REVIEW: Greater Boston Stage Company’s ‘Million Dollar Quartet’ worth every penny
December 4, 1956 was a pivotal night for rock and roll music as four distinct, legendary performers united for a one-night-only recording experience unlike anything rock and roll would see again. The egos, the tension, and the harmony. Oh, the harmony.

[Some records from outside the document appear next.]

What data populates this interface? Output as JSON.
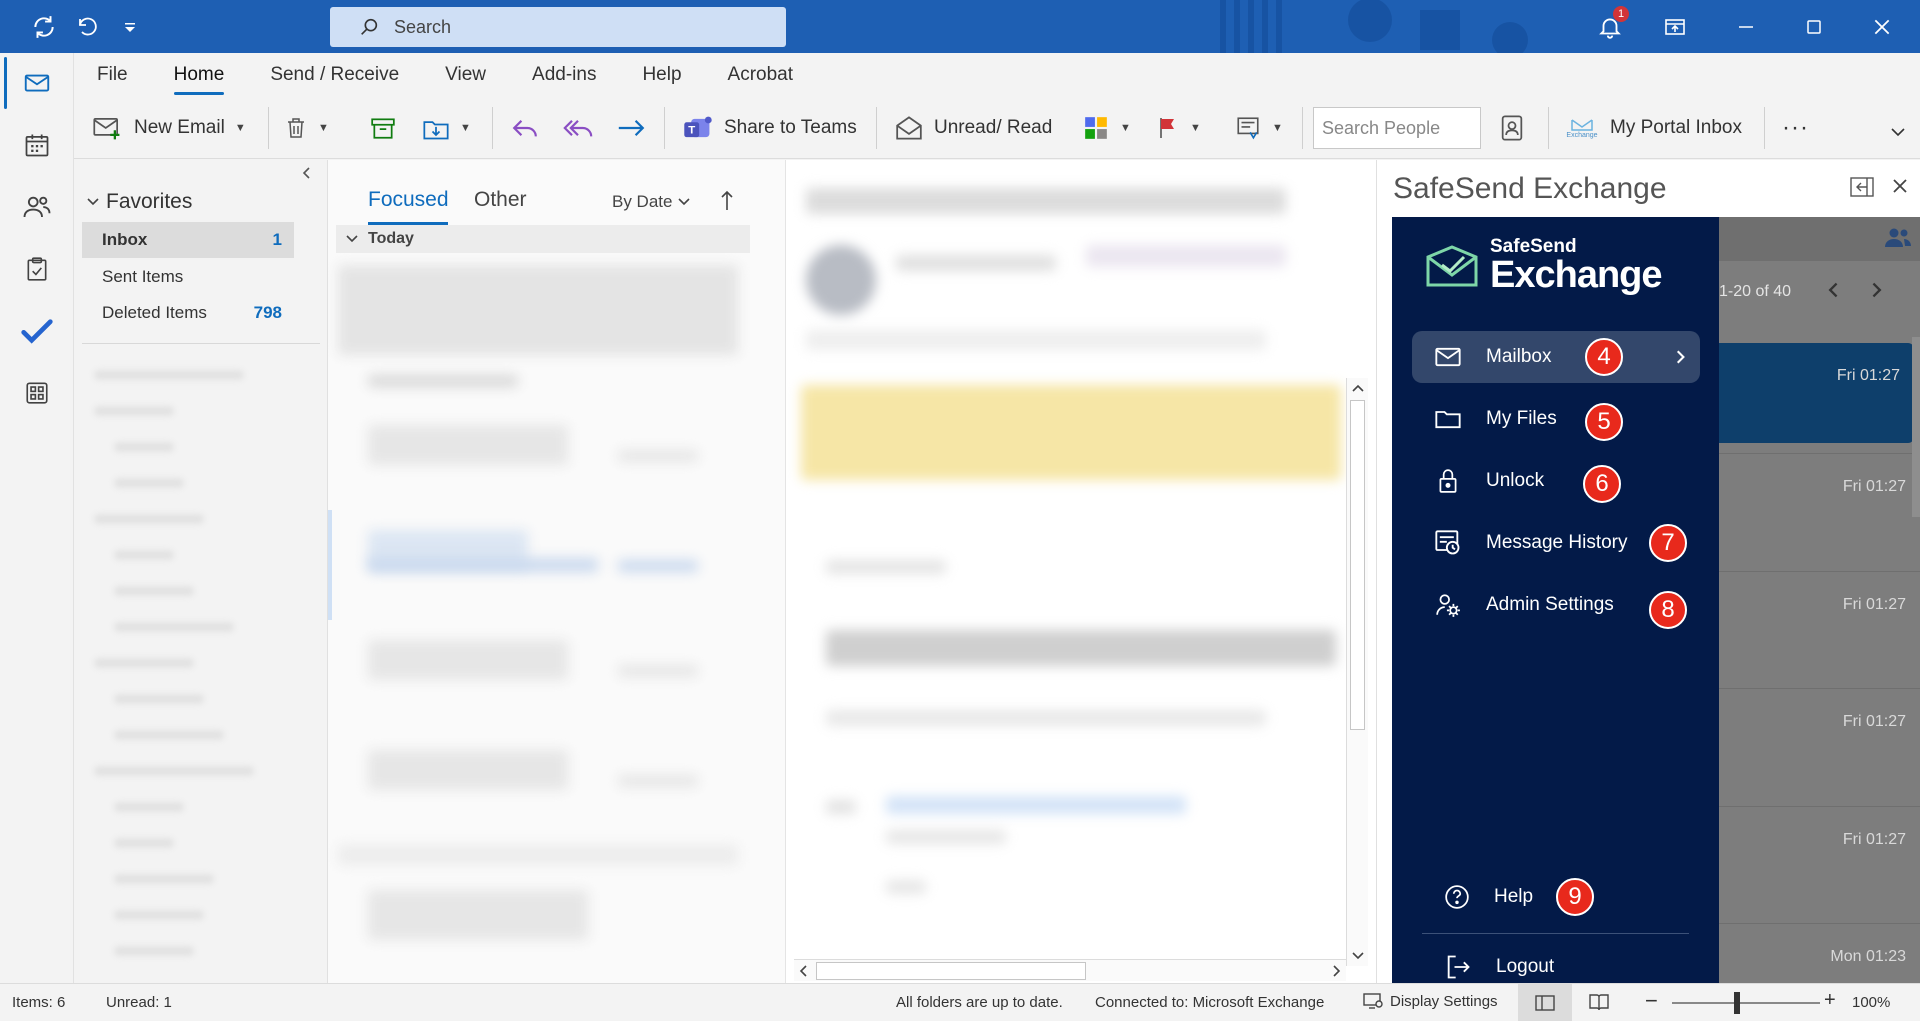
{
  "titlebar": {
    "search_placeholder": "Search",
    "notification_count": "1"
  },
  "ribbon": {
    "tabs": [
      "File",
      "Home",
      "Send / Receive",
      "View",
      "Add-ins",
      "Help",
      "Acrobat"
    ],
    "active_tab": "Home",
    "new_email": "New Email",
    "share_to_teams": "Share to Teams",
    "unread_read": "Unread/ Read",
    "search_people_placeholder": "Search People",
    "my_portal_inbox": "My Portal Inbox",
    "more": "···",
    "exchange_mini": "Exchange"
  },
  "folders": {
    "favorites": "Favorites",
    "items": [
      {
        "label": "Inbox",
        "count": "1"
      },
      {
        "label": "Sent Items",
        "count": ""
      },
      {
        "label": "Deleted Items",
        "count": "798"
      }
    ]
  },
  "message_list": {
    "tab_focused": "Focused",
    "tab_other": "Other",
    "sort": "By Date",
    "group_today": "Today"
  },
  "addin": {
    "title": "SafeSend Exchange",
    "logo_top": "SafeSend",
    "logo_bottom": "Exchange",
    "menu": [
      {
        "label": "Mailbox",
        "badge": "4"
      },
      {
        "label": "My Files",
        "badge": "5"
      },
      {
        "label": "Unlock",
        "badge": "6"
      },
      {
        "label": "Message History",
        "badge": "7"
      },
      {
        "label": "Admin Settings",
        "badge": "8"
      }
    ],
    "help": "Help",
    "help_badge": "9",
    "logout": "Logout",
    "pager": "1-20  of 40",
    "times": [
      "Fri 01:27",
      "Fri 01:27",
      "Fri 01:27",
      "Fri 01:27",
      "Fri 01:27",
      "Mon 01:23"
    ]
  },
  "status": {
    "items": "Items: 6",
    "unread": "Unread: 1",
    "sync": "All folders are up to date.",
    "connected": "Connected to: Microsoft Exchange",
    "display_settings": "Display Settings",
    "zoom": "100%"
  },
  "colors": {
    "titlebar": "#1e5fb3",
    "accent": "#0f6cbd",
    "safesend_panel": "#031a48",
    "badge": "#e8291c"
  }
}
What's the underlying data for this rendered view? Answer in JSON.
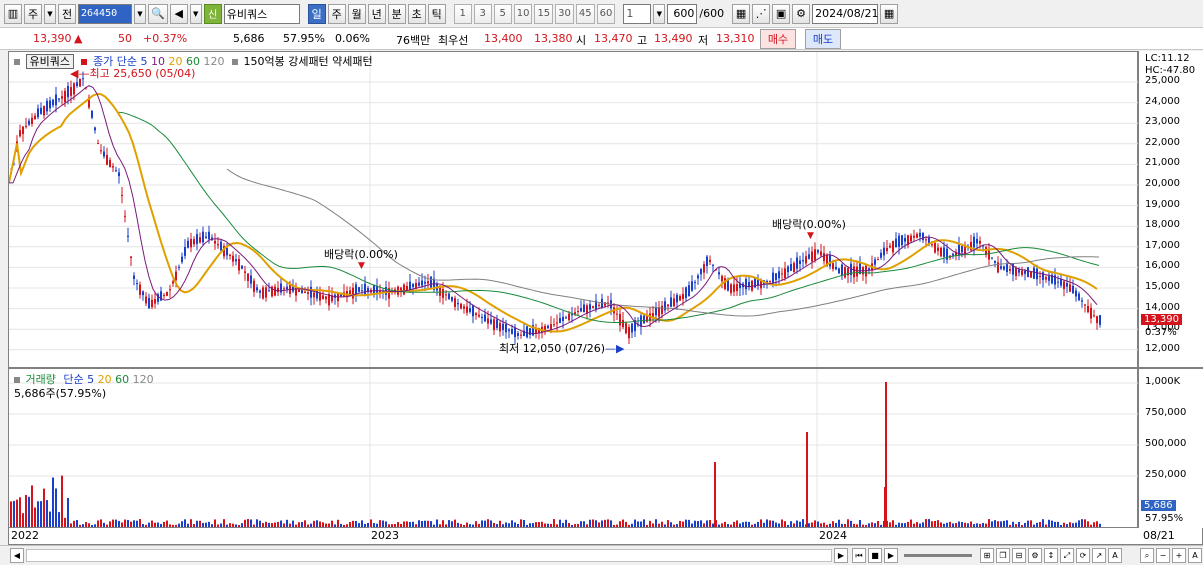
{
  "toolbar": {
    "type_label": "주",
    "prev_label": "전",
    "code": "264450",
    "shin_label": "신",
    "stock_name": "유비쿼스",
    "periods": [
      "일",
      "주",
      "월",
      "년",
      "분",
      "초",
      "틱"
    ],
    "active_period": "일",
    "intervals": [
      "1",
      "3",
      "5",
      "10",
      "15",
      "30",
      "45",
      "60"
    ],
    "multiplier": "1",
    "count": "600",
    "count_total": "/600",
    "date": "2024/08/21"
  },
  "quote": {
    "price": "13,390",
    "arrow": "▲",
    "change": "50",
    "change_pct": "+0.37%",
    "volume": "5,686",
    "vol_ratio": "57.95%",
    "turnover": "0.06%",
    "trade_amount": "76백만",
    "best_ask_label": "최우선",
    "best_ask": "13,400",
    "best_bid": "13,380",
    "open_label": "시",
    "open": "13,470",
    "high_label": "고",
    "high": "13,490",
    "low_label": "저",
    "low": "13,310",
    "buy_label": "매수",
    "sell_label": "매도"
  },
  "price_panel": {
    "stock_tab": "유비쿼스",
    "ma_title": "종가 단순",
    "ma_periods": [
      "5",
      "10",
      "20",
      "60",
      "120"
    ],
    "extra": "150억봉 강세패턴  약세패턴",
    "lc": "LC:11.12",
    "hc": "HC:-47.80",
    "high_note": "최고 25,650 (05/04)",
    "low_note": "최저 12,050 (07/26)",
    "dividend_note": "배당락(0.00%)",
    "last_price": "13,390",
    "last_pct": "0.37%",
    "y_ticks": [
      "25,000",
      "24,000",
      "23,000",
      "22,000",
      "21,000",
      "20,000",
      "19,000",
      "18,000",
      "17,000",
      "16,000",
      "15,000",
      "14,000",
      "13,000",
      "12,000"
    ]
  },
  "volume_panel": {
    "title": "거래량",
    "ma_title": "단순",
    "ma_periods": [
      "5",
      "20",
      "60",
      "120"
    ],
    "current": "5,686주(57.95%)",
    "y_ticks": [
      "1,000K",
      "750,000",
      "500,000",
      "250,000"
    ],
    "last_vol": "5,686",
    "last_pct": "57.95%"
  },
  "x_axis": [
    "2022",
    "2023",
    "2024",
    "08/21"
  ],
  "colors": {
    "up": "#d4141c",
    "down": "#1a3fc9",
    "ma5": "#2a2a8c",
    "ma10": "#7a1a7a",
    "ma20": "#e0a000",
    "ma60": "#1a8a3a",
    "ma120": "#808080"
  }
}
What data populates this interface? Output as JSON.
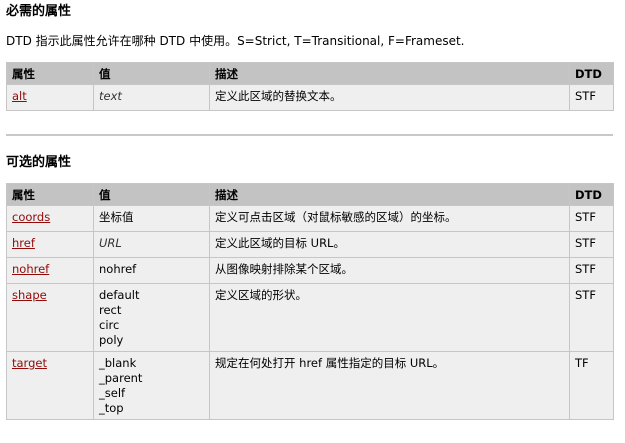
{
  "required": {
    "heading": "必需的属性",
    "intro": "DTD 指示此属性允许在哪种 DTD 中使用。S=Strict, T=Transitional, F=Frameset.",
    "headers": {
      "attr": "属性",
      "value": "值",
      "desc": "描述",
      "dtd": "DTD"
    },
    "rows": [
      {
        "attr": "alt",
        "value": "text",
        "desc": "定义此区域的替换文本。",
        "dtd": "STF"
      }
    ]
  },
  "optional": {
    "heading": "可选的属性",
    "headers": {
      "attr": "属性",
      "value": "值",
      "desc": "描述",
      "dtd": "DTD"
    },
    "rows": [
      {
        "attr": "coords",
        "value": "坐标值",
        "desc": "定义可点击区域（对鼠标敏感的区域）的坐标。",
        "dtd": "STF"
      },
      {
        "attr": "href",
        "value": "URL",
        "desc": "定义此区域的目标 URL。",
        "dtd": "STF"
      },
      {
        "attr": "nohref",
        "value": "nohref",
        "desc": "从图像映射排除某个区域。",
        "dtd": "STF"
      },
      {
        "attr": "shape",
        "values": [
          "default",
          "rect",
          "circ",
          "poly"
        ],
        "desc": "定义区域的形状。",
        "dtd": "STF"
      },
      {
        "attr": "target",
        "values": [
          "_blank",
          "_parent",
          "_self",
          "_top"
        ],
        "desc": "规定在何处打开 href 属性指定的目标 URL。",
        "dtd": "TF"
      }
    ]
  },
  "colors": {
    "header_bg": "#c3c3c3",
    "cell_bg": "#efefef",
    "link": "#900b09",
    "rule": "#c8c8c8"
  }
}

Greater Boston Stage Company’s tribute concert musical Million Dollar Quartet is guaranteed to keep your feet tapping, whether you are aware of it or not. Directed by Ilyse Robbins with Music Direction by James Scheider who also portrays a hilarious Jerry Lee Lewis, Million Dollar Quartet continues through Sunday, May 19 at Greater Boston Stage Company in Stoneham, Massachusetts. Click here for more information and tickets.
Accompanied by Trey Lundquist behind the Fluke and Drums and Matthew Pitts as Brother Jay and Bass, Million Dollar Quartet does an exhilarating job of capturing the sound and magic of that musical night long ago featuring Luke Linsteadt as Elvis Presley, Nile Scott Hawver as Carl Perkins, Austin Wayne Price as Johnny Cash, and James Scheider as Jerry Lee Lewis. With a powerful, authentic sound by John Stone, inventive set design by Patrick Lynch, stylized concert lighting by Jeff Adelberg and Lawrence Ware, and each performer singing and playing their own instruments like the legends themselves, Million Dollar Quartet delivers greatness times four.
On the surface, Million Dollar Quartet seems like the ultimate jam session featuring classic songs such as Blue Suede Shoes, Folsom Prison Blues, Great Balls of Fire, and Ghost Riders, but that is only part of the story. The show is also about loyalty, a bit of David and Goliath, and knowing real talent from the man behind the music, Sam Phillips, portrayed with forthright affability by Robert Saoud. Saoud is wonderful as Phillips, a modest, compelling, and insightful narrator. A genius among record producers, Phillips had a vision and music was all that mattered.
Luke Linsteadt portrays a young, thriving Elvis complete with his familiar, rubbery legs as he keeps the crowd moving with Hound Dog. Attempting to keep his ego in check is Nile Scott Hawver as Carl Perkins, who was last seen at Speakeasy Stage’s captivating musical, Once. Though Perkins is the more reserved in the bunch, the story behind Blue Suede Shoes was one of Hawver’s best moments.
Perfecting Johnny Cash’s guitar style is Austin Wayne Price, taking on the man in black with a soulful quality, his drawn, serious eyes and deep vocals deliver a unique rendition of Walk the Line. Jeff Scheider relishes the reckless and obnoxious nature of up and coming, bigger-than-his-britches Jerry Lee Lewis. Scheider is a real scene stealer, delivering some of the funniest one liners in the show while madly sweeping those piano keys.
Though Elvis brought a dancer to the recording studio as his date on that night in 1956, Melissa Geerlof slips into the role of Dyanne, a promising songstress. She shows she is much more than Elvis’s eye candy singing Fever with an alluring, bluesy growl.
Though Million Dollar Quartet features plenty of rock and roll moments, the band’s quieter scenes are just as appealing. When Carl Perkins, Elvis Presley, Johnny Cash, and Jerry Lee Lewis unite for an acapella version of the spirituals, Down by the Riverside and Peace in the Valley, their clean, silvery harmony is pure perfection.
Greater Boston Stage Company’s Million Dollar Quartet continues through Sunday, May 19 at Greater Boston Stage Company, 395 Main Street in Stoneham, Massachusetts. Click here for more information and tickets. Click here for more information on Greater Boston Stage Company’s recently announced 20th season.